◆ DATA SUPPLIED

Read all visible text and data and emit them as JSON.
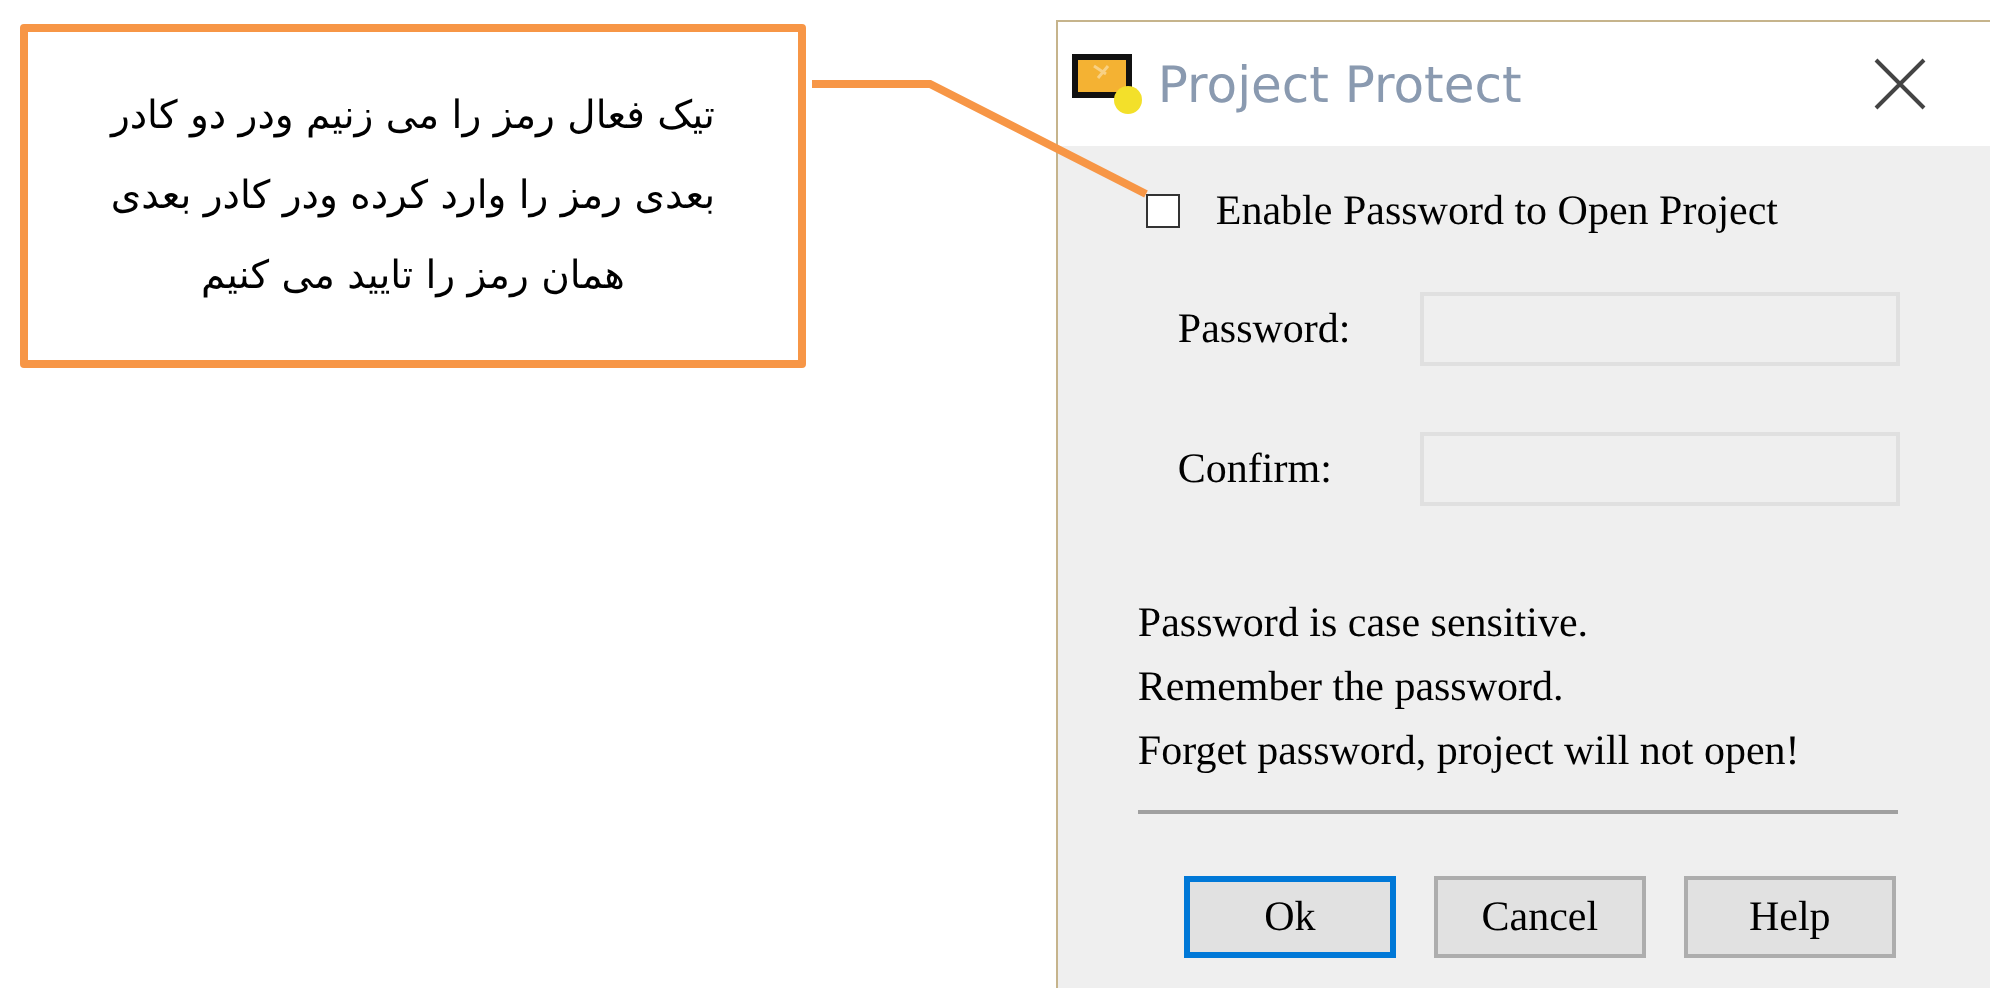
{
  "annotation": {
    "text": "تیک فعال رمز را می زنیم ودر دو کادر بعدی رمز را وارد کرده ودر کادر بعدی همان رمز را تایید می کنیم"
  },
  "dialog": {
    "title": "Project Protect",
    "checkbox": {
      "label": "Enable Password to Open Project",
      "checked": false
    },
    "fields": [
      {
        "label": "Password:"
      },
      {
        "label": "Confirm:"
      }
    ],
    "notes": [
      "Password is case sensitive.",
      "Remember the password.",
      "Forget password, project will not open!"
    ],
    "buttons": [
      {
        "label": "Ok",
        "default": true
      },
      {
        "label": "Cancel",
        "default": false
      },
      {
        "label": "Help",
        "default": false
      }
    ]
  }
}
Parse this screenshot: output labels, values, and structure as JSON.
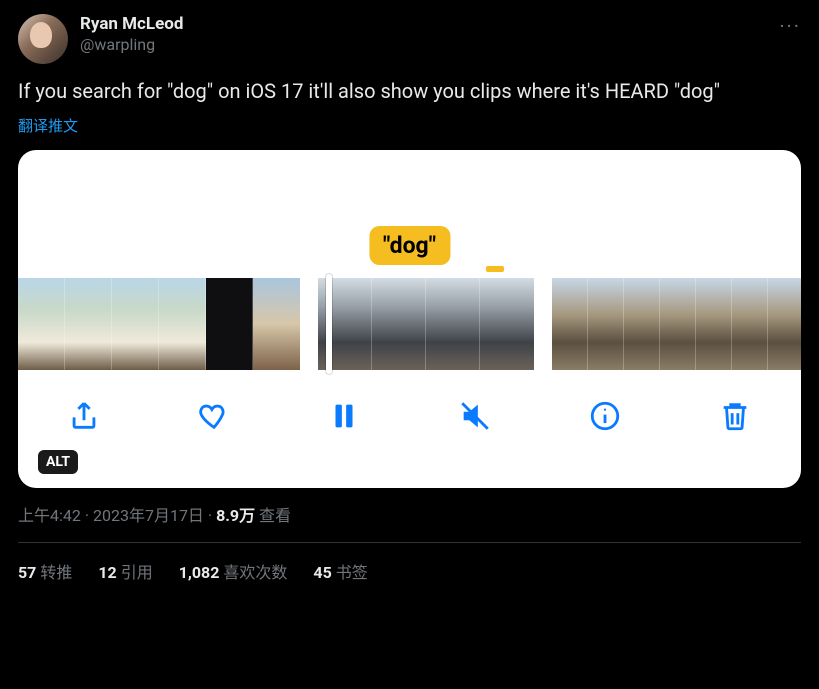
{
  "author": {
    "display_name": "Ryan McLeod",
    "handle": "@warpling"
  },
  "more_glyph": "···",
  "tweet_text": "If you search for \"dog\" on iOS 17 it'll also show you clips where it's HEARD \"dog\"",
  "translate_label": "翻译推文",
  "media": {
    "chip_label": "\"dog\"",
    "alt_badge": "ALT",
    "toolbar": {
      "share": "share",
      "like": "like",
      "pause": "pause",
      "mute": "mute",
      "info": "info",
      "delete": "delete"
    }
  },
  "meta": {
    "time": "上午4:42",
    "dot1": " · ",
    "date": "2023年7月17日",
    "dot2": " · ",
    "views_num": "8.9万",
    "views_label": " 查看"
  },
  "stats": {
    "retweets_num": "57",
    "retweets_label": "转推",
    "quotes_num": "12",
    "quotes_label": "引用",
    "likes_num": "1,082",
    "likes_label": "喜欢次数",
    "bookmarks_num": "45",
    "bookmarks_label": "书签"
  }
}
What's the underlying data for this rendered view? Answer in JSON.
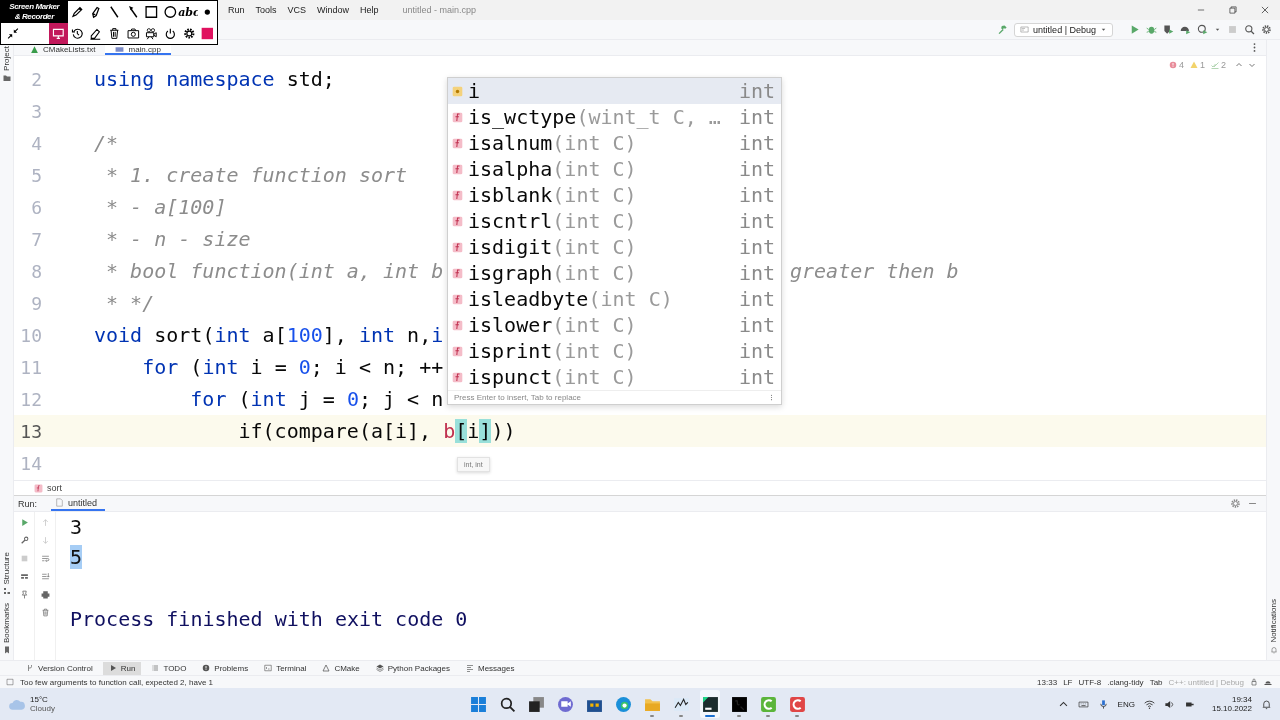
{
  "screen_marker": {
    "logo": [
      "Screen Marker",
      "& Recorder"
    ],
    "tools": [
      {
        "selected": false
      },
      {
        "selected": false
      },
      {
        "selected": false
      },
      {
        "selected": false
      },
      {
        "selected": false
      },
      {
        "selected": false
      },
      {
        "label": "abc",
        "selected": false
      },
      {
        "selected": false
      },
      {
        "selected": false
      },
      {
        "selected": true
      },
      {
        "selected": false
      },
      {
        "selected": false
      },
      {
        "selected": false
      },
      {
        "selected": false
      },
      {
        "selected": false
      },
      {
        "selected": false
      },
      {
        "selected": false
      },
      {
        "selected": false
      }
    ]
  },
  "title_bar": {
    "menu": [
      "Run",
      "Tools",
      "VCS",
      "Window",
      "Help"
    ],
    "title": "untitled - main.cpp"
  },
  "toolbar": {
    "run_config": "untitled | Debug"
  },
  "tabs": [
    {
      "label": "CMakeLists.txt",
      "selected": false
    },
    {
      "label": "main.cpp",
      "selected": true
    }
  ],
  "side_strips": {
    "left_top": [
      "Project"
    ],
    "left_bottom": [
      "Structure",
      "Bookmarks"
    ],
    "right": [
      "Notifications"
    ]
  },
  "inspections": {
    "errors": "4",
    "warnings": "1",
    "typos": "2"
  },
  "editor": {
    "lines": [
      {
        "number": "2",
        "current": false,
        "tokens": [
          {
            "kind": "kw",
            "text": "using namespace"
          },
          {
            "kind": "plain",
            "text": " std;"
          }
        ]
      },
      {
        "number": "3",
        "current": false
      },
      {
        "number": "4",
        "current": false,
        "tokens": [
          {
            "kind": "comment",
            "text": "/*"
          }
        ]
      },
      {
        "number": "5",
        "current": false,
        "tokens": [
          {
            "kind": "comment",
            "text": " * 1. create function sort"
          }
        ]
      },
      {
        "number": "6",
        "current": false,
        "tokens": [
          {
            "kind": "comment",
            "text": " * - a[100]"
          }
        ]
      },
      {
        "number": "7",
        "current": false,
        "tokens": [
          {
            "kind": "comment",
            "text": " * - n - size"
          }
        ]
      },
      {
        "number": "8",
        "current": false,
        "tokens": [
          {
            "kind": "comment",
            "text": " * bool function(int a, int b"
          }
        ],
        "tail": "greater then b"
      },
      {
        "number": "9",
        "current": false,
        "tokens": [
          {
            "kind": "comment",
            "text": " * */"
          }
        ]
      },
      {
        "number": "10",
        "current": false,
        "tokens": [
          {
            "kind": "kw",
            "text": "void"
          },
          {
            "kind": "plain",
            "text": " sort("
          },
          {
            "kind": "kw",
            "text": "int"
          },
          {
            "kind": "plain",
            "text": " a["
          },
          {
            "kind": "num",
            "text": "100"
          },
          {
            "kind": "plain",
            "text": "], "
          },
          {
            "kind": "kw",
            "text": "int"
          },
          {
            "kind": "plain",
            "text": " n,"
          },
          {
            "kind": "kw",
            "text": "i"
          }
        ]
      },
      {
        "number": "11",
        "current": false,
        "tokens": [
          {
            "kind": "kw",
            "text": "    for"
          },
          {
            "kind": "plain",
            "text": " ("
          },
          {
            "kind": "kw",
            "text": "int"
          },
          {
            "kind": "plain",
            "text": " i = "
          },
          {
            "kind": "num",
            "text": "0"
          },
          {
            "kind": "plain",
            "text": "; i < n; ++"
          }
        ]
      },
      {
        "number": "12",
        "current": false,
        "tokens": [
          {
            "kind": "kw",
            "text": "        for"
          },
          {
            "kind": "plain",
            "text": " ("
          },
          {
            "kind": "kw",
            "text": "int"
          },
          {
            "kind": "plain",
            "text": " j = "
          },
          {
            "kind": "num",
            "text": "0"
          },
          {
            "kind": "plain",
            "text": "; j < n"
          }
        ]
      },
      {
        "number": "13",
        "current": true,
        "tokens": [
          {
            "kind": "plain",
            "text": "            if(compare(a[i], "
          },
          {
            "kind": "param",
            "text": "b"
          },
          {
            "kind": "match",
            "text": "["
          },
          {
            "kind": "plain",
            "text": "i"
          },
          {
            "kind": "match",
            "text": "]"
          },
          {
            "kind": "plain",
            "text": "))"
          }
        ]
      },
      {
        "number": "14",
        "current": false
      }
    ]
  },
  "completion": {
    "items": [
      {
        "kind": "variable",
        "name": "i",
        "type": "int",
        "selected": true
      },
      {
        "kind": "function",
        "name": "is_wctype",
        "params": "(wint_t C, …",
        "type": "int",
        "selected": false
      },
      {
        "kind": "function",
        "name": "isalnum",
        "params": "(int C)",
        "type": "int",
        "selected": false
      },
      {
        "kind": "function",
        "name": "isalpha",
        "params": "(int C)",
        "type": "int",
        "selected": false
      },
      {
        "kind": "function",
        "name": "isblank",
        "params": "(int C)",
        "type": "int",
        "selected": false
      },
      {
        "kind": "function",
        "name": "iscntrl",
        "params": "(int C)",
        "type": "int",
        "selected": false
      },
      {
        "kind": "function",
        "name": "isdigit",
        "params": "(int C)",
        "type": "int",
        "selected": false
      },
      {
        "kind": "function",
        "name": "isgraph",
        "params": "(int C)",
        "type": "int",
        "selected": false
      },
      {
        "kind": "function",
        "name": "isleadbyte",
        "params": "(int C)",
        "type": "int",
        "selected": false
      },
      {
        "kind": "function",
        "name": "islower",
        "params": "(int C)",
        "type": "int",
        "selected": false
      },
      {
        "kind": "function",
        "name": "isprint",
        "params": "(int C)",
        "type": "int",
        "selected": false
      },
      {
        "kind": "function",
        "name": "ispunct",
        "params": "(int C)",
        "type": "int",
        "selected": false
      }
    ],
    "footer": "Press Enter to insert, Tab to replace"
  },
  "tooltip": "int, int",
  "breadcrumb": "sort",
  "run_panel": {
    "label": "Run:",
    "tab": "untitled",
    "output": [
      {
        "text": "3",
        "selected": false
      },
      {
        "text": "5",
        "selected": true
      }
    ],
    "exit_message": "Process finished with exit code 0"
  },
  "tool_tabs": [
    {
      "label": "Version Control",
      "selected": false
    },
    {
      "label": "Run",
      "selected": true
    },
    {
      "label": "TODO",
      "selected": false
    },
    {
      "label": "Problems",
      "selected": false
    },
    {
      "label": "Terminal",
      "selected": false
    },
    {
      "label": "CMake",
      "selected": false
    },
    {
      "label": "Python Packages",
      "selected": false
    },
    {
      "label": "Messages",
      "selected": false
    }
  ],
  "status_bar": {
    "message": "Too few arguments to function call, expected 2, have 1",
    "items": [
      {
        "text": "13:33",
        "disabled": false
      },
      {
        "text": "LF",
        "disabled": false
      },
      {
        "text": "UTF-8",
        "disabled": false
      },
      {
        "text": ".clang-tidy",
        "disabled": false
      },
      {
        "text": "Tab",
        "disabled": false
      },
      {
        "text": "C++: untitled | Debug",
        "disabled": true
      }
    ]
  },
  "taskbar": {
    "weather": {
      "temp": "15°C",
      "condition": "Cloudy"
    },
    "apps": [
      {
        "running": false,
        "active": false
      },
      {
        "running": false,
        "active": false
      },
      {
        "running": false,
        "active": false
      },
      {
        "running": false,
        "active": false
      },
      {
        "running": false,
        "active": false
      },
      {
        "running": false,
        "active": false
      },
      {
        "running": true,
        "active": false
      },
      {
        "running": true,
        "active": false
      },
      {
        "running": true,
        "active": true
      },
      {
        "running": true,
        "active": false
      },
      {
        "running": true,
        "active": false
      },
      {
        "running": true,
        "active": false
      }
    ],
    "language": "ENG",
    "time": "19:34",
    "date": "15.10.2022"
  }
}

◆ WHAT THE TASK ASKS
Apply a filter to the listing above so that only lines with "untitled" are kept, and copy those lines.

◆ OUTPUT FOR THIS TASK
    "title": "untitled - main.cpp"
    "run_config": "untitled | Debug"
    "tab": "untitled",
        "text": "C++: untitled | Debug",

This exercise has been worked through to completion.